Extracted records START
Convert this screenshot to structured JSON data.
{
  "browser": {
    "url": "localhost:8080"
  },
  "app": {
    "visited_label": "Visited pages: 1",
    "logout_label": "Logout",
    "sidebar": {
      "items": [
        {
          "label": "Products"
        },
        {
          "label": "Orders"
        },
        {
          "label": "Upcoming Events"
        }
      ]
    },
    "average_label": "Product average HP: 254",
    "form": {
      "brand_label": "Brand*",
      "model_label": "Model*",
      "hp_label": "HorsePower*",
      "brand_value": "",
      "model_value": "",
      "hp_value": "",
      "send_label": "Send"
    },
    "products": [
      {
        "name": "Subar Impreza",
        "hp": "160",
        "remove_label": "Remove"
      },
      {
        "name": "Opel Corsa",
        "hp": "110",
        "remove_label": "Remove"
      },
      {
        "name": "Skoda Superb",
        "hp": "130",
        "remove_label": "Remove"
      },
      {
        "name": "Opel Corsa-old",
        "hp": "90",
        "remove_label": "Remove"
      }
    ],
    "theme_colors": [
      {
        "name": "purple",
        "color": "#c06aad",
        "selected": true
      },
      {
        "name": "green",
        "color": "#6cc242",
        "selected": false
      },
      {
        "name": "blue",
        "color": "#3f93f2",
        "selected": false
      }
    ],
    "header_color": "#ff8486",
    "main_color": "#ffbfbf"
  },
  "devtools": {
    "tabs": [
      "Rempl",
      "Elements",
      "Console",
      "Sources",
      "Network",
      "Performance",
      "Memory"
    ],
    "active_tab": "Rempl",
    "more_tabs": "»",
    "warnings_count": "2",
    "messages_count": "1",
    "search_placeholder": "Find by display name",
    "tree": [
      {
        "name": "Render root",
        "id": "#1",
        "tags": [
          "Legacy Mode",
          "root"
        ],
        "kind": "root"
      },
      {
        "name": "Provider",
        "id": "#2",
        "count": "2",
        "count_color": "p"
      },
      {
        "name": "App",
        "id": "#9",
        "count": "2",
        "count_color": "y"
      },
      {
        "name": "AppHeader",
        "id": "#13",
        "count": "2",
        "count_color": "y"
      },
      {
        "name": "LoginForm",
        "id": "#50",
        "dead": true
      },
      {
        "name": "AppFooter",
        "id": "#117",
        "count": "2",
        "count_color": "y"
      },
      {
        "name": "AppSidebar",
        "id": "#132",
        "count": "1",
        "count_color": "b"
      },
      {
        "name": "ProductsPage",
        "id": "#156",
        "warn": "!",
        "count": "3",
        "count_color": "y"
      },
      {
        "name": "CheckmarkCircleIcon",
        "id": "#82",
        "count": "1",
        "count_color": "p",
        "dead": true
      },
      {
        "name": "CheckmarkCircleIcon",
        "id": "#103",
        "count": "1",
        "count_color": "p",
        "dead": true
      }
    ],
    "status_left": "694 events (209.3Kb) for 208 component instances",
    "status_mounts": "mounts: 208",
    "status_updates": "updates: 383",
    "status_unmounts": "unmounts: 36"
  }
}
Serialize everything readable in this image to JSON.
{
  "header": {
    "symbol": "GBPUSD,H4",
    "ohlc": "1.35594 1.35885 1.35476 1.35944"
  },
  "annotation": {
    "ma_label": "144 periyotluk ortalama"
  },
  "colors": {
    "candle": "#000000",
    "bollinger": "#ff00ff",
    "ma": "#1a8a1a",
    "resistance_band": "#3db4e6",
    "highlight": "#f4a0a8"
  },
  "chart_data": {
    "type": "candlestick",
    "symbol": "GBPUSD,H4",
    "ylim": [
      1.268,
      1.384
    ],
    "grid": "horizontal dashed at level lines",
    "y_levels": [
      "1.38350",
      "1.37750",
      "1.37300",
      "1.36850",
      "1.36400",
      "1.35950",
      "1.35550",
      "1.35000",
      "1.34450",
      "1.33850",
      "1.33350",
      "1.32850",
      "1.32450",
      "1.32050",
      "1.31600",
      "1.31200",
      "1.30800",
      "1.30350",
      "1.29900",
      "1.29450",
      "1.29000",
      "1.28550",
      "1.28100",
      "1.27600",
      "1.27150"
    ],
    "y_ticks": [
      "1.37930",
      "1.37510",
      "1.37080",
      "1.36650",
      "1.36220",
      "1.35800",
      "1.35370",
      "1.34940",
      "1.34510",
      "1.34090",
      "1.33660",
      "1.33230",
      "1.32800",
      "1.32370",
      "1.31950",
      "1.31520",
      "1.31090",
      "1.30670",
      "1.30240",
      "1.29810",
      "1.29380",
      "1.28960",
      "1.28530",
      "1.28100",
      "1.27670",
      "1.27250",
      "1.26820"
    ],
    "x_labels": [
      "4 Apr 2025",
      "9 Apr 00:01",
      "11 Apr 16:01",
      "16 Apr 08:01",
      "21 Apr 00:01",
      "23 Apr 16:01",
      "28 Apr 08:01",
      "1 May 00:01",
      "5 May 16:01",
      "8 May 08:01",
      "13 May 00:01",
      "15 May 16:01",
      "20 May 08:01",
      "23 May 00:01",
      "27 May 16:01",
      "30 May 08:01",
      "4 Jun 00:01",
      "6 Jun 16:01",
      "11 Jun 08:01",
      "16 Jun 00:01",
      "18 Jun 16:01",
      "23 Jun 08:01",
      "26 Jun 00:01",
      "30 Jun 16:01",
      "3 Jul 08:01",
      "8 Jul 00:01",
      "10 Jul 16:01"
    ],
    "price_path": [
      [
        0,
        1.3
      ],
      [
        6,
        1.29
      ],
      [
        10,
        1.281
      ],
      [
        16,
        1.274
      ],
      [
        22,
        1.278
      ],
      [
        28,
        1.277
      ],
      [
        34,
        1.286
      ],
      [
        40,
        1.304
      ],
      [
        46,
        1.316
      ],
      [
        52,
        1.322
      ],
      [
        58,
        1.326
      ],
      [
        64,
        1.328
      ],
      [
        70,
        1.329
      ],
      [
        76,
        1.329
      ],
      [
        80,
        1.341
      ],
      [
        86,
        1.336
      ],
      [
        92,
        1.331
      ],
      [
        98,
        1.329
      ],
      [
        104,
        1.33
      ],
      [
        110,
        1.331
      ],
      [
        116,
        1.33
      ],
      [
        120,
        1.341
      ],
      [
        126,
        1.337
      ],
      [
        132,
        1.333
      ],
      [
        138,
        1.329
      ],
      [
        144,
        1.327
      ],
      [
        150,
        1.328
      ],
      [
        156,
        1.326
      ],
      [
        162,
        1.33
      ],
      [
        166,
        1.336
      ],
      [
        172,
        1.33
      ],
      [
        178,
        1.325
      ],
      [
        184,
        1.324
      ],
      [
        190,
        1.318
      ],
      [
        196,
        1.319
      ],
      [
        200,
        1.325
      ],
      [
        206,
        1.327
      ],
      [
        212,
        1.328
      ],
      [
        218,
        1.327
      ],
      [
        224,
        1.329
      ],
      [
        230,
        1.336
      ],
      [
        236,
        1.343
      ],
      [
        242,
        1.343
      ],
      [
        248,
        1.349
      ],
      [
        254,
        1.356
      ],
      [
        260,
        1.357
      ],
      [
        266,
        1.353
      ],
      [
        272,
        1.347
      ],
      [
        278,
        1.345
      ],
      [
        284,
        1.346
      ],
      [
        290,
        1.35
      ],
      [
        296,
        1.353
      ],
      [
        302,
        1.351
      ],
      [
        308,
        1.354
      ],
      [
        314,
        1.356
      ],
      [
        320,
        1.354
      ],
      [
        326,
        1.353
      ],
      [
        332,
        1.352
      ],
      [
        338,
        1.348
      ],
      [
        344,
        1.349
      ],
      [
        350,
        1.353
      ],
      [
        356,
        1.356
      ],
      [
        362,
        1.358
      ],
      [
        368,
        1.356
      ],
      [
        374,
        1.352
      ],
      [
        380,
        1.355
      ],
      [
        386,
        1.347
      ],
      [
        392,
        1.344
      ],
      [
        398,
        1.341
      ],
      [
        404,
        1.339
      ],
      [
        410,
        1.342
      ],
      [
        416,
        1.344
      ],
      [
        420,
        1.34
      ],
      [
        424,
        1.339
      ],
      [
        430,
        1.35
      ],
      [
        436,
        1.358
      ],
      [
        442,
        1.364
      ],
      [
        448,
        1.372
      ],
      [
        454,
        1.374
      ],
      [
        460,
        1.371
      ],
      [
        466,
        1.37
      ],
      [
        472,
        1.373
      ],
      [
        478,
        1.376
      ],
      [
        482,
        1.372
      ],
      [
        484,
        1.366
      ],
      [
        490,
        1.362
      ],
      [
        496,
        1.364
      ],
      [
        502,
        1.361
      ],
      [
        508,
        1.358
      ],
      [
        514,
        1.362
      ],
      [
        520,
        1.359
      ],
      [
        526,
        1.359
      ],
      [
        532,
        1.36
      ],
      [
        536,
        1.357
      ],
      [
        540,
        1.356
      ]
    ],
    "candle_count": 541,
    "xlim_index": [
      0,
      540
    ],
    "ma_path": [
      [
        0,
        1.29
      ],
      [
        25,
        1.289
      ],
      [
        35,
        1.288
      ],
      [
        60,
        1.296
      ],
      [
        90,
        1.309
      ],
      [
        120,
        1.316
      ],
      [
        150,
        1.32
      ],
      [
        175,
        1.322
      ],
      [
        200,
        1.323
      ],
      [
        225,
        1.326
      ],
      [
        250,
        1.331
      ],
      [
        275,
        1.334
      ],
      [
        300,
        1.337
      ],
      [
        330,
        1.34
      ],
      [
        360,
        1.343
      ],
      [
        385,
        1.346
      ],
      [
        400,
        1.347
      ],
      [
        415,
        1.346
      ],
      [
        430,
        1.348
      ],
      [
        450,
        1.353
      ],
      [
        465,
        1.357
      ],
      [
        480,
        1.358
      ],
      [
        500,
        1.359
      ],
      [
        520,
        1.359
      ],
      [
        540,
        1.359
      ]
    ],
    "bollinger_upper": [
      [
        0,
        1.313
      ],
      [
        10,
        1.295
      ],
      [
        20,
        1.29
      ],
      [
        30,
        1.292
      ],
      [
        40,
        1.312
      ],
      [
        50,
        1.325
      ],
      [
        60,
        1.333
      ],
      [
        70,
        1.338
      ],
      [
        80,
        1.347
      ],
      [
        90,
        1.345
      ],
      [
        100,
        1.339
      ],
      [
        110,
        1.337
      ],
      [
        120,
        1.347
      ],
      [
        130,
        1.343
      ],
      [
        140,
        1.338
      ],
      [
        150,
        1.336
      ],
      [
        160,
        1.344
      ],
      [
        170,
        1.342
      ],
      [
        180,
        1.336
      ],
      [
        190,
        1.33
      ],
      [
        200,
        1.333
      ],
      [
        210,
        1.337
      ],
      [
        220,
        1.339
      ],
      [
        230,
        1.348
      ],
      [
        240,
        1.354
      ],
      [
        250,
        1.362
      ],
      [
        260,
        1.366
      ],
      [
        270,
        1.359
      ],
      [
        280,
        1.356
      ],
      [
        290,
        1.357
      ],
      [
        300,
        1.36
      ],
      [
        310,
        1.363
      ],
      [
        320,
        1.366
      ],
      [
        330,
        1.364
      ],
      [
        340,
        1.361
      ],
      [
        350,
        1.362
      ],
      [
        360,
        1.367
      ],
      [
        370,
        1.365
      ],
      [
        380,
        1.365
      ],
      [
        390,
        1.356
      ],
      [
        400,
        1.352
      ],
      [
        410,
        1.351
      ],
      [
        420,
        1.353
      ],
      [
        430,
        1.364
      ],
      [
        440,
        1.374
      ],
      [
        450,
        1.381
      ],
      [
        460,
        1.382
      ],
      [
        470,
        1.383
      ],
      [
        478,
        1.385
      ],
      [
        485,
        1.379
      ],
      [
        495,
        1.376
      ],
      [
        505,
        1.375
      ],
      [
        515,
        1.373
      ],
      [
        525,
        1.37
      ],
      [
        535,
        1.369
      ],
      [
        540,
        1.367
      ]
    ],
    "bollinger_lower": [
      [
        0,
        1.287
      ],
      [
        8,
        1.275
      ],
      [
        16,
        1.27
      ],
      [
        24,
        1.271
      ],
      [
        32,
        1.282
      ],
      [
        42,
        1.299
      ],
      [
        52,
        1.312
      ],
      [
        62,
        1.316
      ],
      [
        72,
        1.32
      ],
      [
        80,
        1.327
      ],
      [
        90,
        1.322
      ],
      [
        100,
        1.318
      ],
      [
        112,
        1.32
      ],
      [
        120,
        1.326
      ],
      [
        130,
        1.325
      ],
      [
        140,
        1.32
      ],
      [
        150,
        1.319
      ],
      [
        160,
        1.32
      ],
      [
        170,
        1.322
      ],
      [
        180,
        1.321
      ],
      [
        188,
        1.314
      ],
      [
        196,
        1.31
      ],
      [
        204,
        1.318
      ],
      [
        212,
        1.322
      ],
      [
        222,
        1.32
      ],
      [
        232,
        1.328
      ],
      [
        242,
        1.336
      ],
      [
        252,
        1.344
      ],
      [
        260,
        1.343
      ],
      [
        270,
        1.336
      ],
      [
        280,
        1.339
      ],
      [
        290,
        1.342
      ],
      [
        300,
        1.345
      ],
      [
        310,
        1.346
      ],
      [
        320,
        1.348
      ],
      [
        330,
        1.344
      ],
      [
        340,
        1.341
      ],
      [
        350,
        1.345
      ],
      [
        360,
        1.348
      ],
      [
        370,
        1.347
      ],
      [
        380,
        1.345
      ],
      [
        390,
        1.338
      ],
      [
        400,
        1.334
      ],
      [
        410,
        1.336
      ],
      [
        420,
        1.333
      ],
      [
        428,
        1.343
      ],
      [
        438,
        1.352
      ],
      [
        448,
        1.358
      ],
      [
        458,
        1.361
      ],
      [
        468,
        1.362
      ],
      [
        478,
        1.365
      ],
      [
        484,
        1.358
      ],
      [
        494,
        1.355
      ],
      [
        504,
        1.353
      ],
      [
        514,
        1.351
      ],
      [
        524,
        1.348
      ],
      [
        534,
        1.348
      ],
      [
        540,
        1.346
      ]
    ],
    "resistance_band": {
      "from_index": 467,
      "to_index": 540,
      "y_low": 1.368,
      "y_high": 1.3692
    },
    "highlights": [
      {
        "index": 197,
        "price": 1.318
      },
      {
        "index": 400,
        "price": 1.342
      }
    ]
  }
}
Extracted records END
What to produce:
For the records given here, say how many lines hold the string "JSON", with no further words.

Response box:
2